Over the last year that everyone has been home, there are days my husband would say, “take a ride,” and if you need exercise as I do, many times I took him up on that offer. As I would be peddling frantically, I would wave at my son as he passed by. But it was as if he looked through me, never seeing me there on the bike. It became “normal” for me to expect no reaction. It made sense. He isn’t like a typical four-year-old, after all.
My son has a rare genetic deletion called Phelan-McDermid Syndrome. In his case, he may almost be five, but he functions cognitively at around one year. And even then, we struggle with the added diagnosis of Autism, so not seeing through the glass isn’t confusing to me.
But not today. Today was different. I finished my ride, taking off my shoes, walking to the door, and stop to hear my son squealing with joy. My brain registers that it must be the sight of someone else, anyone else, but then it happened, we made eye contact. He was looking directly at me. He was excited because he knew I was coming back in! My son saw me.

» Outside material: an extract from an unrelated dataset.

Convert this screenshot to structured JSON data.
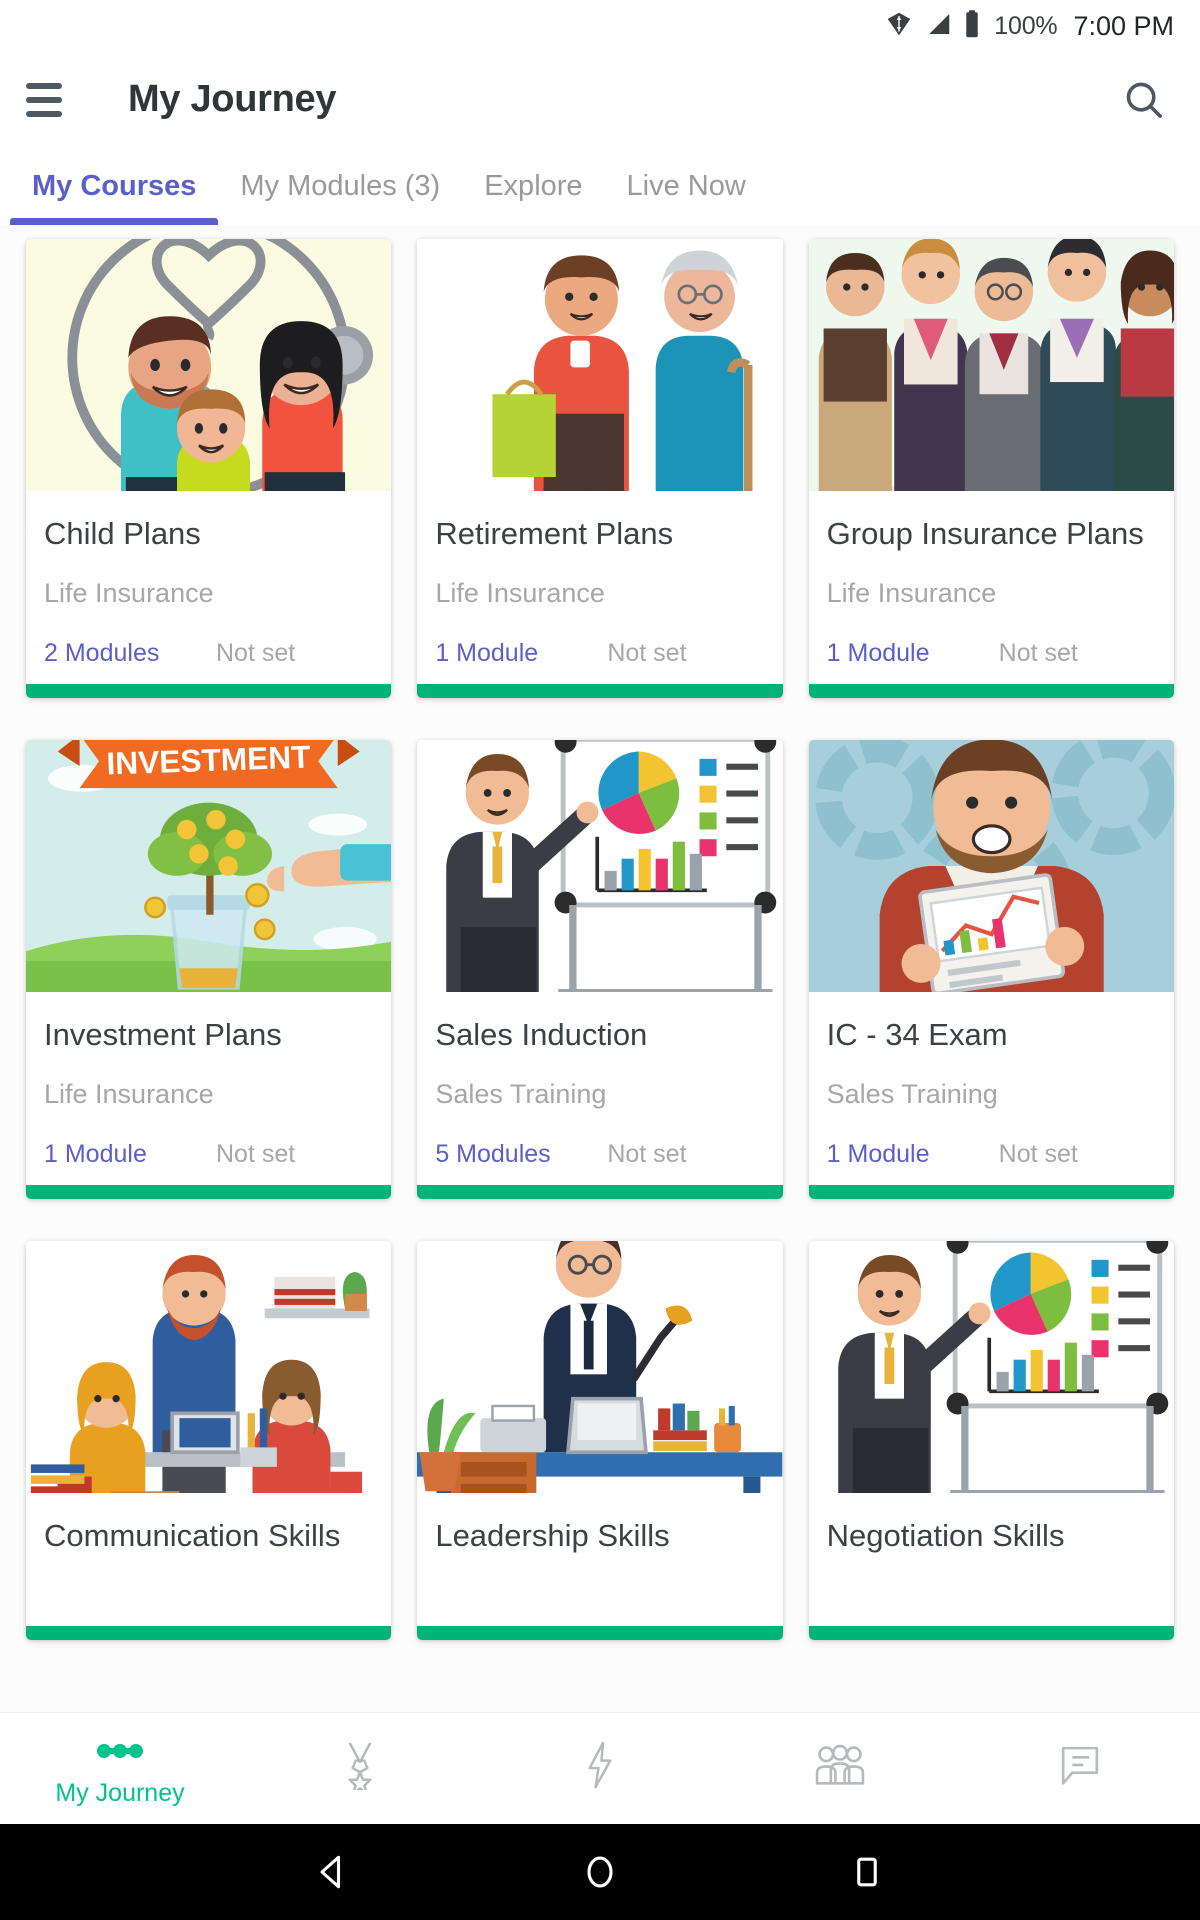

This might seem like something so small, but I got in that room all hot and sweaty and grabbed him for a huge hug, my heart swelling with love and my eyes filling with happy tears, saying, “He saw me through the glass, how huge,” to my husband, who was in the room with our son.
When I started on my quest to become stronger for my children after my son was born, I had no idea what that truly meant. I knew it meant pushups, a LOT of pushups. I knew it meant pushing myself to workout on the days I would rather lay around in my pajamas with the kids rolling around on the floor. I knew it meant waking up early or staying up late, missing watching a show I wanted to watch, or a phone call I should be having with a friend. But I was wrong.
Being strong isn’t just about the outside. It’s so much more. It is about being kind to others just as much as it is about being kind to yourself. I often find it’s harder to be kind to myself than it is a perfect stranger.
The reality is, I have good times where I am on that bike every time I think about it, and there are others it’s a struggle. Then before I know it, one day turns to two, turns to a week of broken promises that, “I will get on that bike today!” And you know what I learned? It takes strength at times, a lot more, to forgive myself for not fitting in a workout in my day.
Now, I get how this all sounds. But the reality is my son requires a lot of physical strength. Something that doesn’t come naturally to me. So it’s not just peddling in place, and it’s not just pushups or squats, but that stuff helps. Feeling strong on the outside can, at times, keep me stronger on the inside, and vice versa.
Am I the picture of perfect health? Absolutely not. Am I the perfect picture of fitness? That’s a no there as well. But did my son see me through the glass? Yes, he did. Did he know that I was peddling as hard as I could so I could be strong enough to lift him on my hip, pull him in and out of a car, bend to help him keep steady on his feet, and all the other physical things that come with caring for him daily? No, not at all. But he saw me, and for the first time, it felt like he was cheering me on, even though that was not the case at all.
So the next time you are doing something for the hundredth, maybe thousandth time, and you are saying to yourself, “Is this even worth it?” Consider that maybe it is. Muster that strength. Because I never imagined my son would see me through the glass. And although he might not to do it again and it may seem so simple, it truly is the simple things in life that can bring the biggest joys. And today, my son saw me through the glass and I won’t forget that feeling.